### WHAT YOU SHOULD DO
Write out the entries exactly, leaving out every picture.

### Data about app and page elements
==============================
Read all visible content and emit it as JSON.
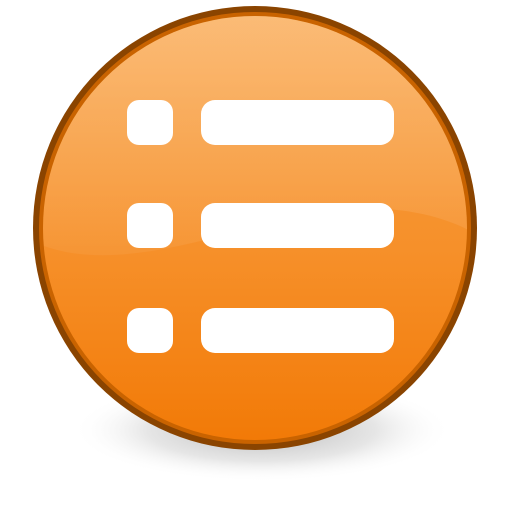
{
  "icon": {
    "name": "bulleted-list-icon",
    "colors": {
      "rim": "#8a4400",
      "face_top": "#f9a040",
      "face_bottom": "#f27a07",
      "highlight": "#ffffff",
      "glyph": "#ffffff",
      "shadow": "#7d7d7d"
    },
    "rows": 3
  }
}
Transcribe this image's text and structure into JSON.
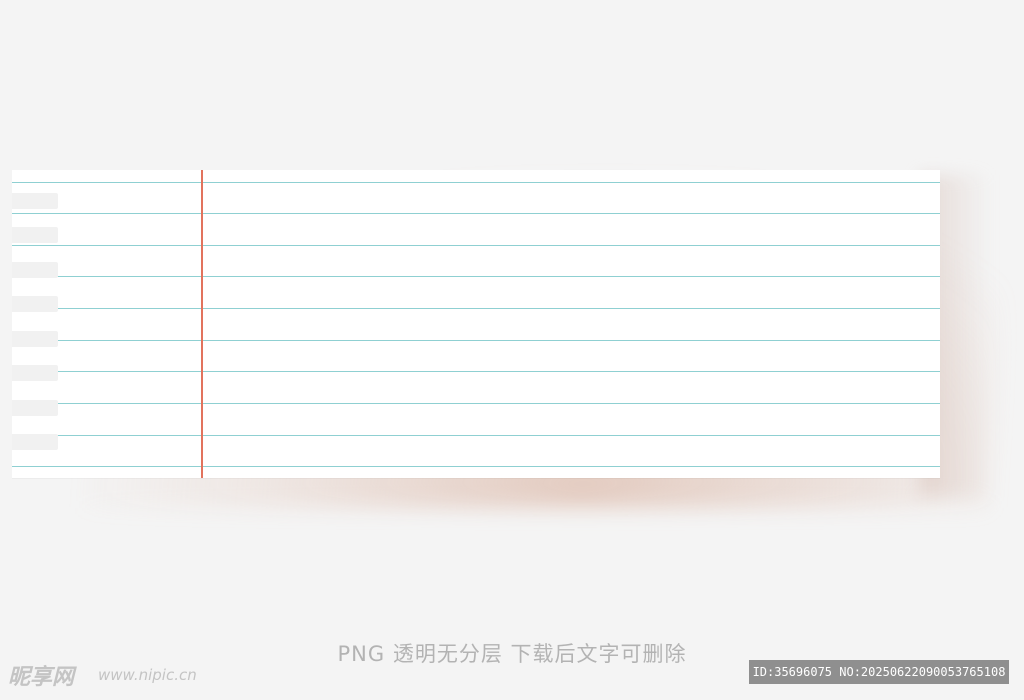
{
  "caption": "PNG 透明无分层 下载后文字可删除",
  "watermark": {
    "brand": "昵享网",
    "url": "www.nipic.cn",
    "id_text": "ID:35696075 NO:20250622090053765108"
  },
  "colors": {
    "background": "#f4f4f4",
    "paper": "#ffffff",
    "rule_line": "#8fd0d2",
    "margin_line": "#e2735d",
    "id_bar": "#8f8f8f"
  }
}
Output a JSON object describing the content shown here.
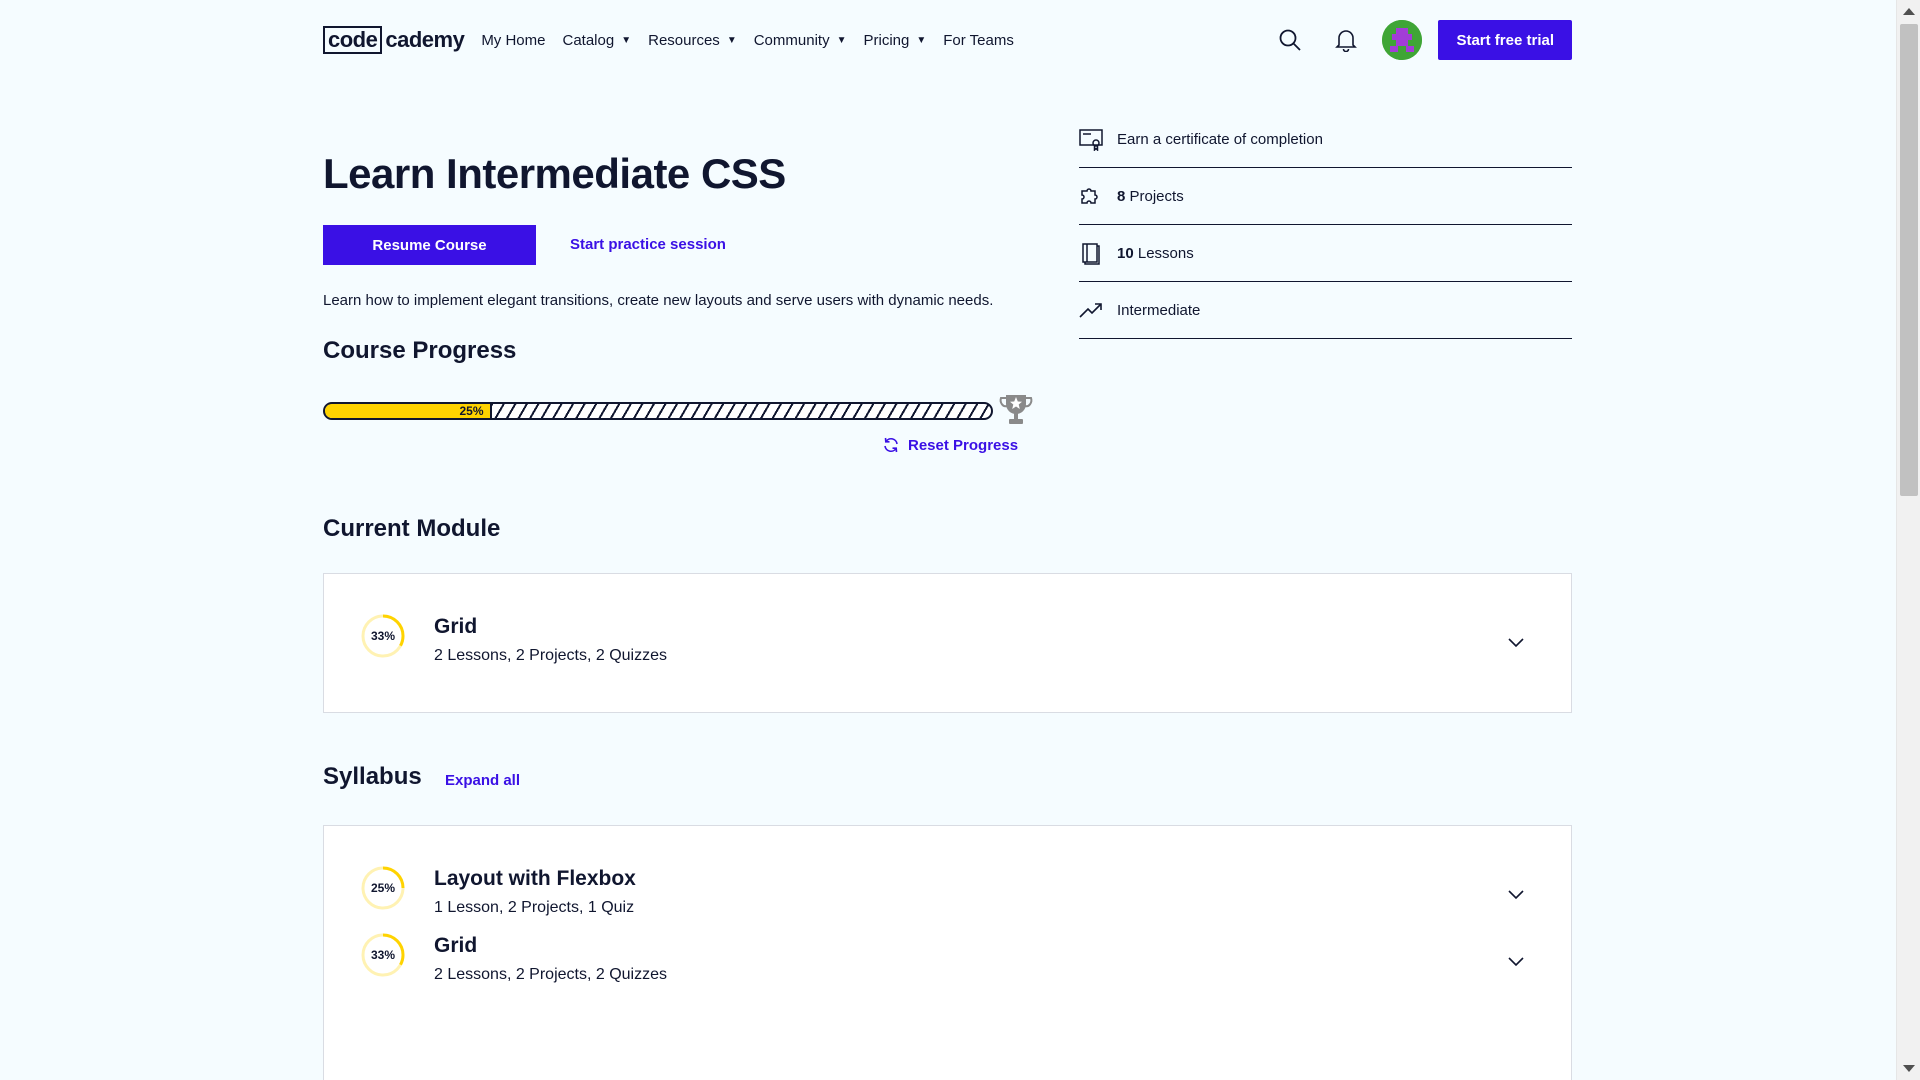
{
  "header": {
    "logo": {
      "code": "code",
      "cademy": "cademy"
    },
    "nav": [
      {
        "label": "My Home",
        "dropdown": false
      },
      {
        "label": "Catalog",
        "dropdown": true
      },
      {
        "label": "Resources",
        "dropdown": true
      },
      {
        "label": "Community",
        "dropdown": true
      },
      {
        "label": "Pricing",
        "dropdown": true
      },
      {
        "label": "For Teams",
        "dropdown": false
      }
    ],
    "cta_label": "Start free trial"
  },
  "course": {
    "title": "Learn Intermediate CSS",
    "resume_label": "Resume Course",
    "practice_label": "Start practice session",
    "description": "Learn how to implement elegant transitions, create new layouts and serve users with dynamic needs."
  },
  "progress": {
    "heading": "Course Progress",
    "percent": 25,
    "percent_label": "25%",
    "reset_label": "Reset Progress"
  },
  "info": [
    {
      "icon": "certificate-icon",
      "bold": "",
      "text": "Earn a certificate of completion"
    },
    {
      "icon": "puzzle-icon",
      "bold": "8",
      "text": " Projects"
    },
    {
      "icon": "book-icon",
      "bold": "10",
      "text": " Lessons"
    },
    {
      "icon": "trend-up-icon",
      "bold": "",
      "text": "Intermediate"
    }
  ],
  "current_module": {
    "heading": "Current Module",
    "module": {
      "title": "Grid",
      "subtitle": "2 Lessons, 2 Projects, 2 Quizzes",
      "percent": 33,
      "percent_label": "33%"
    }
  },
  "syllabus": {
    "heading": "Syllabus",
    "expand_label": "Expand all",
    "modules": [
      {
        "title": "Layout with Flexbox",
        "subtitle": "1 Lesson, 2 Projects, 1 Quiz",
        "percent": 25,
        "percent_label": "25%"
      },
      {
        "title": "Grid",
        "subtitle": "2 Lessons, 2 Projects, 2 Quizzes",
        "percent": 33,
        "percent_label": "33%"
      }
    ]
  },
  "colors": {
    "accent": "#3a10e5",
    "progress": "#ffd300",
    "text": "#10162f",
    "background": "#f5fcff"
  }
}
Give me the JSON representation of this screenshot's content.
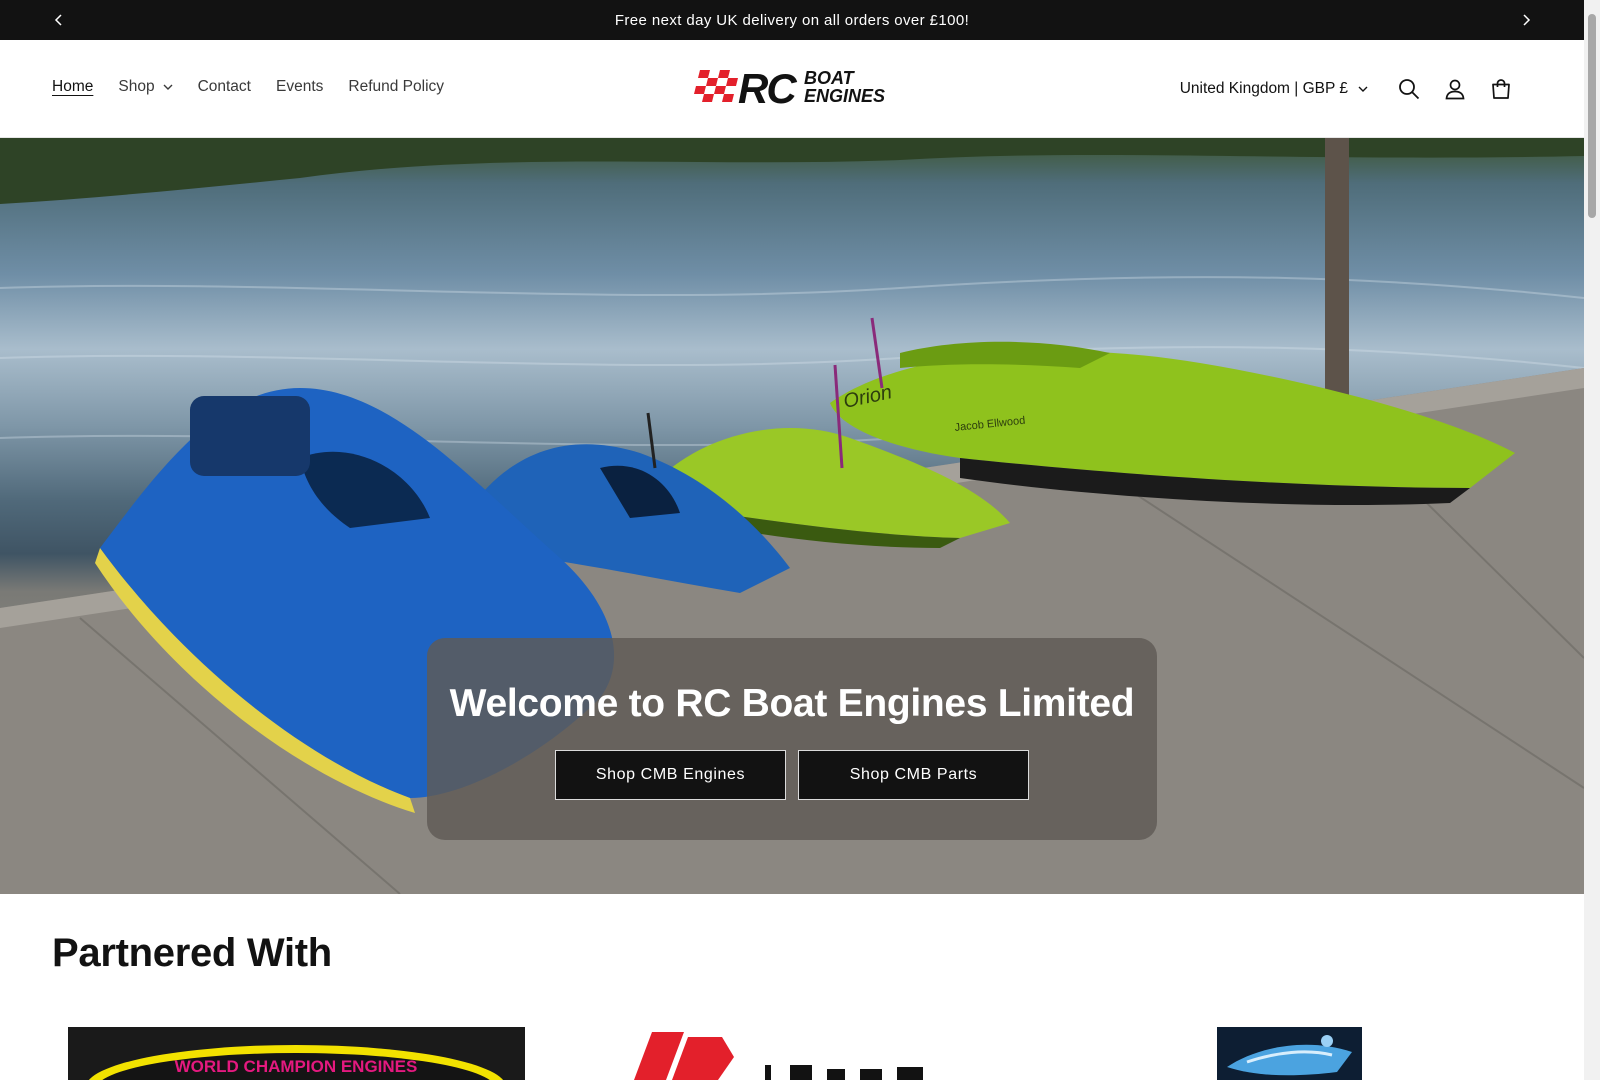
{
  "announcement": {
    "text": "Free next day UK delivery on all orders over £100!"
  },
  "nav": {
    "items": [
      {
        "label": "Home"
      },
      {
        "label": "Shop"
      },
      {
        "label": "Contact"
      },
      {
        "label": "Events"
      },
      {
        "label": "Refund Policy"
      }
    ]
  },
  "logo": {
    "rc": "RC",
    "boat": "BOAT",
    "engines": "ENGINES"
  },
  "header": {
    "country_selector": "United Kingdom | GBP £",
    "icons": [
      "search-icon",
      "account-icon",
      "cart-icon"
    ]
  },
  "hero": {
    "title": "Welcome to RC Boat Engines Limited",
    "buttons": [
      {
        "label": "Shop CMB Engines"
      },
      {
        "label": "Shop CMB Parts"
      }
    ],
    "boat_markings": [
      "Orion",
      "Jacob Ellwood"
    ]
  },
  "partners": {
    "title": "Partnered With",
    "logo_text": [
      "WORLD CHAMPION ENGINES"
    ]
  },
  "colors": {
    "bar_bg": "#121212",
    "button_bg": "#121212",
    "logo_red": "#e3202b",
    "text": "#121212"
  }
}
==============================
### EXERCISE OUTPUT
Read all visible content and emit it as JSON.
{
  "icon": {
    "name": "bulleted-list-icon",
    "colors": {
      "rim": "#8a4400",
      "face_top": "#f9a040",
      "face_bottom": "#f27a07",
      "highlight": "#ffffff",
      "glyph": "#ffffff",
      "shadow": "#7d7d7d"
    },
    "rows": 3
  }
}
Transcribe this image's text and structure into JSON.
{
  "caption": "PNG 透明无分层 下载后文字可删除",
  "watermark": {
    "brand": "昵享网",
    "url": "www.nipic.cn",
    "id_text": "ID:35696075 NO:20250622090053765108"
  },
  "colors": {
    "background": "#f4f4f4",
    "paper": "#ffffff",
    "rule_line": "#8fd0d2",
    "margin_line": "#e2735d",
    "id_bar": "#8f8f8f"
  }
}
Output a JSON object describing the content shown here.
{
  "header": {
    "logo": {
      "code": "code",
      "cademy": "cademy"
    },
    "nav": [
      {
        "label": "My Home",
        "dropdown": false
      },
      {
        "label": "Catalog",
        "dropdown": true
      },
      {
        "label": "Resources",
        "dropdown": true
      },
      {
        "label": "Community",
        "dropdown": true
      },
      {
        "label": "Pricing",
        "dropdown": true
      },
      {
        "label": "For Teams",
        "dropdown": false
      }
    ],
    "cta_label": "Start free trial"
  },
  "course": {
    "title": "Learn Intermediate CSS",
    "resume_label": "Resume Course",
    "practice_label": "Start practice session",
    "description": "Learn how to implement elegant transitions, create new layouts and serve users with dynamic needs."
  },
  "progress": {
    "heading": "Course Progress",
    "percent": 25,
    "percent_label": "25%",
    "reset_label": "Reset Progress"
  },
  "info": [
    {
      "icon": "certificate-icon",
      "bold": "",
      "text": "Earn a certificate of completion"
    },
    {
      "icon": "puzzle-icon",
      "bold": "8",
      "text": " Projects"
    },
    {
      "icon": "book-icon",
      "bold": "10",
      "text": " Lessons"
    },
    {
      "icon": "trend-up-icon",
      "bold": "",
      "text": "Intermediate"
    }
  ],
  "current_module": {
    "heading": "Current Module",
    "module": {
      "title": "Grid",
      "subtitle": "2 Lessons, 2 Projects, 2 Quizzes",
      "percent": 33,
      "percent_label": "33%"
    }
  },
  "syllabus": {
    "heading": "Syllabus",
    "expand_label": "Expand all",
    "modules": [
      {
        "title": "Layout with Flexbox",
        "subtitle": "1 Lesson, 2 Projects, 1 Quiz",
        "percent": 25,
        "percent_label": "25%"
      },
      {
        "title": "Grid",
        "subtitle": "2 Lessons, 2 Projects, 2 Quizzes",
        "percent": 33,
        "percent_label": "33%"
      }
    ]
  },
  "colors": {
    "accent": "#3a10e5",
    "progress": "#ffd300",
    "text": "#10162f",
    "background": "#f5fcff"
  }
}
Give me the JSON representation of this screenshot's content.
{
  "announcement": {
    "text": "Free next day UK delivery on all orders over £100!"
  },
  "nav": {
    "items": [
      {
        "label": "Home"
      },
      {
        "label": "Shop"
      },
      {
        "label": "Contact"
      },
      {
        "label": "Events"
      },
      {
        "label": "Refund Policy"
      }
    ]
  },
  "logo": {
    "rc": "RC",
    "boat": "BOAT",
    "engines": "ENGINES"
  },
  "header": {
    "country_selector": "United Kingdom | GBP £",
    "icons": [
      "search-icon",
      "account-icon",
      "cart-icon"
    ]
  },
  "hero": {
    "title": "Welcome to RC Boat Engines Limited",
    "buttons": [
      {
        "label": "Shop CMB Engines"
      },
      {
        "label": "Shop CMB Parts"
      }
    ],
    "boat_markings": [
      "Orion",
      "Jacob Ellwood"
    ]
  },
  "partners": {
    "title": "Partnered With",
    "logo_text": [
      "WORLD CHAMPION ENGINES"
    ]
  },
  "colors": {
    "bar_bg": "#121212",
    "button_bg": "#121212",
    "logo_red": "#e3202b",
    "text": "#121212"
  }
}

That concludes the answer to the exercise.